The records =>
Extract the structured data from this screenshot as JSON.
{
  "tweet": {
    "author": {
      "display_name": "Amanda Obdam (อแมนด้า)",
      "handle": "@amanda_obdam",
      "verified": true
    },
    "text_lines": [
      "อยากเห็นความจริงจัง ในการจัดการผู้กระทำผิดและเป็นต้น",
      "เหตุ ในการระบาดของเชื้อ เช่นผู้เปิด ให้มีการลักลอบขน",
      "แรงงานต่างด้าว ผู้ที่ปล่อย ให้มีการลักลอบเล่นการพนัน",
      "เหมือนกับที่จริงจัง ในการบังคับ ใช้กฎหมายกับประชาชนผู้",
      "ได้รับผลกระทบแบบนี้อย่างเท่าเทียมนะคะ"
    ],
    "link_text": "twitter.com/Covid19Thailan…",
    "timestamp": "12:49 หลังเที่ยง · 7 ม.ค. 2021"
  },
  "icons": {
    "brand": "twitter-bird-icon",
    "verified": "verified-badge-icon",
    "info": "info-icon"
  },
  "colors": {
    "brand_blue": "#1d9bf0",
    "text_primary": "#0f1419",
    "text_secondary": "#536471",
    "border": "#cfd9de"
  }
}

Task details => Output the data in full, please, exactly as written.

Result for this exercise =>
Extract the structured data from this screenshot as JSON.
{
  "tweet": {
    "author": {
      "display_name": "Amanda Obdam (อแมนด้า)",
      "handle": "@amanda_obdam",
      "verified": true
    },
    "text_lines": [
      "อยากเห็นความจริงจัง ในการจัดการผู้กระทำผิดและเป็นต้น",
      "เหตุ ในการระบาดของเชื้อ เช่นผู้เปิด ให้มีการลักลอบขน",
      "แรงงานต่างด้าว ผู้ที่ปล่อย ให้มีการลักลอบเล่นการพนัน",
      "เหมือนกับที่จริงจัง ในการบังคับ ใช้กฎหมายกับประชาชนผู้",
      "ได้รับผลกระทบแบบนี้อย่างเท่าเทียมนะคะ"
    ],
    "link_text": "twitter.com/Covid19Thailan…",
    "timestamp": "12:49 หลังเที่ยง · 7 ม.ค. 2021"
  },
  "icons": {
    "brand": "twitter-bird-icon",
    "verified": "verified-badge-icon",
    "info": "info-icon"
  },
  "colors": {
    "brand_blue": "#1d9bf0",
    "text_primary": "#0f1419",
    "text_secondary": "#536471",
    "border": "#cfd9de"
  }
}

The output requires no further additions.